Monte Carlo calculations were made to estimate the background contamination of the sample for two photon processes, electron-pair and τ-pair decays of the Z0. The calculation found these backgrounds to be < 0.1%, <0.1%, and 0.3%, respectively. Using a sample of 819 events from the mass peak, the τ decay, beam-gas, beam-wall, and cosmic ray backgrounds were estimated. Another sample with reconstructed vertex >50 from the interaction vertex was used for just beam-wall and beam-gas backgrounds. The overall background contamination of the sample was 0.3% from the τ-pair decays.
The dominating systematic error of the measurement is the luminosity determination. Position calibration uncertainties and resolution effects are the main sources of this error, which results in a systematic error of 5% in the cross section measurement.
The mass of the Z0 is determined by fitting a Breit-Wigner lineshape to the cross section vs. collision energy spectrum with 3 free parameters: mZ, ΓZ, and a normalization factor. The three parameters were varied independently.
To constrain the number of light neutrino flavors, the fit is recalculated by replacing ΓZ with ΓZSM + (Nν - 3)•ΓνSM and varying mZ and Nν, but constraining the normalization constant. From the fit, the probability of Nν = 3 is 47% and the probability of Nν = 4 is 8% or that Nν < 3.88 at a confidence level of 90%.
1. The OPAL Collaboration. "The OPAL Detector at LEP." CERN-PPE/90-114. August 14, 1990.

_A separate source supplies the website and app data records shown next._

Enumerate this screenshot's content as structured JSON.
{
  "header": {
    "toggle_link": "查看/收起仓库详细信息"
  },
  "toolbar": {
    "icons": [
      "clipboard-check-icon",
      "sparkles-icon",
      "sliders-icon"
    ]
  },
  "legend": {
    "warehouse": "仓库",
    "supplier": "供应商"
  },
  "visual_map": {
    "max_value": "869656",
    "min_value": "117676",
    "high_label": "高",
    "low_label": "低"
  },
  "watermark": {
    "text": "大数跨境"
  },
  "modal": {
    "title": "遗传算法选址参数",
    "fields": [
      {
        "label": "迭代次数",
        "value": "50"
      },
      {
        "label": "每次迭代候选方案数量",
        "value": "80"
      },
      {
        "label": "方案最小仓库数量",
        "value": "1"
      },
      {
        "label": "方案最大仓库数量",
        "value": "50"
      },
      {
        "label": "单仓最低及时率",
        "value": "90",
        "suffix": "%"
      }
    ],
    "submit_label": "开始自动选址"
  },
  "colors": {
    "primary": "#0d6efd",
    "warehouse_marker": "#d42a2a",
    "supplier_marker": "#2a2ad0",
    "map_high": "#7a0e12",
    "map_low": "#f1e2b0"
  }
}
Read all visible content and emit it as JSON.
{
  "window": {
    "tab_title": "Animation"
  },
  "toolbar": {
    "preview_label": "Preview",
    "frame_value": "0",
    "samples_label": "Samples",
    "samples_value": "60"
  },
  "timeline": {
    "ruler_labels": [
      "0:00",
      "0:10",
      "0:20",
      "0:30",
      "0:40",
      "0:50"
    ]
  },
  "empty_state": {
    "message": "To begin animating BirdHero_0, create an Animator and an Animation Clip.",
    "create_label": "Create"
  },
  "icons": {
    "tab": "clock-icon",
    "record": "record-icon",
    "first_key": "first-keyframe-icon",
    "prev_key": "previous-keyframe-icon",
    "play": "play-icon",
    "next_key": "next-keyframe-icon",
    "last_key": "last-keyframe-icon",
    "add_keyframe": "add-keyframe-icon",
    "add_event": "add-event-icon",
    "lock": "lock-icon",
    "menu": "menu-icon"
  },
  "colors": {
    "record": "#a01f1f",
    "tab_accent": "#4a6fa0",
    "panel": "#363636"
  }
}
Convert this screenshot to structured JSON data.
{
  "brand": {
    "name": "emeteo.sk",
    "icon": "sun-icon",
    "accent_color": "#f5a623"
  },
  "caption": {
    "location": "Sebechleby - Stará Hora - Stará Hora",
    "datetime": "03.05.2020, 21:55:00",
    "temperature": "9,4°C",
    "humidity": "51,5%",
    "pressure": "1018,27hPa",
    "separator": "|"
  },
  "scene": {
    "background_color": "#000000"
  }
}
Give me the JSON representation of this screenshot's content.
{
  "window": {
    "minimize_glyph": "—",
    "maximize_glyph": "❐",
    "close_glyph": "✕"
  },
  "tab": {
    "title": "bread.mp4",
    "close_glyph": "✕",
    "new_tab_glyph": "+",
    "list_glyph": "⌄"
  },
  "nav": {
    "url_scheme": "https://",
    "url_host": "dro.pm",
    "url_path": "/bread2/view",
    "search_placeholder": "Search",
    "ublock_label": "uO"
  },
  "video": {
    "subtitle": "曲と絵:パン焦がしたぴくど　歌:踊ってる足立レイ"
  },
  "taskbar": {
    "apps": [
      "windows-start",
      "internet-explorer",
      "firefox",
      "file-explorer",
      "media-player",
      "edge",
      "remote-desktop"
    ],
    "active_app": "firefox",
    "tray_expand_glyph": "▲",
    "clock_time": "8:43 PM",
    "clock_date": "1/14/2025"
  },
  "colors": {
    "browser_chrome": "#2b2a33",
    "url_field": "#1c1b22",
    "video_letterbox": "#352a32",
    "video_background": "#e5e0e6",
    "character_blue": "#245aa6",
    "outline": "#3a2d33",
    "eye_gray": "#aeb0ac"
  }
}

3. The OPAL Collaboration. "Measurement of the Z0 Mass and Width with the OPAL Detector at LEP." CERN-EP/89-133. October 13, 1989.